▸ **TASK PROMPT**
The answer must be every line from the entries below that contains "labels".

▸ **PROVIDED DATA**
*** Begin section ***
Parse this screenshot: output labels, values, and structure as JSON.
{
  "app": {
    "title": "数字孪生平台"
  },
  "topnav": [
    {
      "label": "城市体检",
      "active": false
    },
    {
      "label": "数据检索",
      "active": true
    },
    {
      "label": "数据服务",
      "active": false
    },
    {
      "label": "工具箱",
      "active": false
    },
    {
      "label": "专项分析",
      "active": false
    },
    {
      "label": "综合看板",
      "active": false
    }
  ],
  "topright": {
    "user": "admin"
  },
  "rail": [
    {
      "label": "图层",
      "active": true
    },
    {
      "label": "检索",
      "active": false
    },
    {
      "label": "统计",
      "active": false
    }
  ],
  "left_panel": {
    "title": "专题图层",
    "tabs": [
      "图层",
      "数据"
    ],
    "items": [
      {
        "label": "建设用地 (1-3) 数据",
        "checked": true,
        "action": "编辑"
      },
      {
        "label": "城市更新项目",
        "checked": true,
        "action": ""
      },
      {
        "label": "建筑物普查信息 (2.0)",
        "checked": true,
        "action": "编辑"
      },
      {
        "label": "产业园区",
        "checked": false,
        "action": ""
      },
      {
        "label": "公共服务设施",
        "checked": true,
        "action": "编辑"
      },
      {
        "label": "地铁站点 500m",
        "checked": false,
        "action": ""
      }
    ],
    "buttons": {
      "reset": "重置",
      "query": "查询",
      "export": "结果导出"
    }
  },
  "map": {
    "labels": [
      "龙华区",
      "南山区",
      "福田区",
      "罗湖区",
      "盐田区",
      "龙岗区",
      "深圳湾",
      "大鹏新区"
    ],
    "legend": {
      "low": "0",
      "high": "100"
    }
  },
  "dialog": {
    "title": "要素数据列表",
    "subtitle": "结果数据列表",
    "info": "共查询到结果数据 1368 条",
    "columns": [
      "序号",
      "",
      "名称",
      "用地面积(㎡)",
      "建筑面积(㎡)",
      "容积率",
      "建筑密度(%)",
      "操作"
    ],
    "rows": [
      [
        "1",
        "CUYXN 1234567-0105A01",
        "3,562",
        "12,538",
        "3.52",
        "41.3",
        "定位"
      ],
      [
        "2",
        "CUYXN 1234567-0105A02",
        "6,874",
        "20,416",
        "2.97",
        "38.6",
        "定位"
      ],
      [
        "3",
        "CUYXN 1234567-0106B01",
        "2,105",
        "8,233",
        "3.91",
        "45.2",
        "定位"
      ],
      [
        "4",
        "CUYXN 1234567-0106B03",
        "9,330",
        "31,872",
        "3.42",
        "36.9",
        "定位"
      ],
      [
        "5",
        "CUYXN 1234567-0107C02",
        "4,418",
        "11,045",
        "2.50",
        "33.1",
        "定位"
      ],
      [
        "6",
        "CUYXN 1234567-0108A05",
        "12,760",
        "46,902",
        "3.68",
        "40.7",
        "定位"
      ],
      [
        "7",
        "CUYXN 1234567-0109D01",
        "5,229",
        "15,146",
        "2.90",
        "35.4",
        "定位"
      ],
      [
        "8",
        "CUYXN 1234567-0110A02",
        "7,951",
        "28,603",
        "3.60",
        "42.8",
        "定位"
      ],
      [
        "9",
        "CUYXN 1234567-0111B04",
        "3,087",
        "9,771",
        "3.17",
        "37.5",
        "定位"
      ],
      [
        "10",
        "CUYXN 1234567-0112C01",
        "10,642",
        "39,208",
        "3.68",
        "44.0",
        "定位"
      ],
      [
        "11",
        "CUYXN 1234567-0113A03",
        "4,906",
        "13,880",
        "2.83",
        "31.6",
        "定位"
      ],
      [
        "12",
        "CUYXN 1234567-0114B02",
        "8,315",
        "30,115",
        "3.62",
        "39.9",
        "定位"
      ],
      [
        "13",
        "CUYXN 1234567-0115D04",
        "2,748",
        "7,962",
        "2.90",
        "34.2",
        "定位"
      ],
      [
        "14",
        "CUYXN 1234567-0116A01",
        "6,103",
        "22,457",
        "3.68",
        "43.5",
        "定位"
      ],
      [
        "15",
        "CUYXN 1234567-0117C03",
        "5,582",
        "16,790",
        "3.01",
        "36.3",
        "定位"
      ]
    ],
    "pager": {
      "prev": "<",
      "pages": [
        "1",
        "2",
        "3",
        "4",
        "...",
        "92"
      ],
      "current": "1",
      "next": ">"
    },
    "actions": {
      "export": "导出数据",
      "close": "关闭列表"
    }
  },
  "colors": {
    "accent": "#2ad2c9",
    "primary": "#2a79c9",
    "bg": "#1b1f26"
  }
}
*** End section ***
▸ **TASK OUTPUT**
Parse this screenshot: output labels, values, and structure as JSON.
    "labels": [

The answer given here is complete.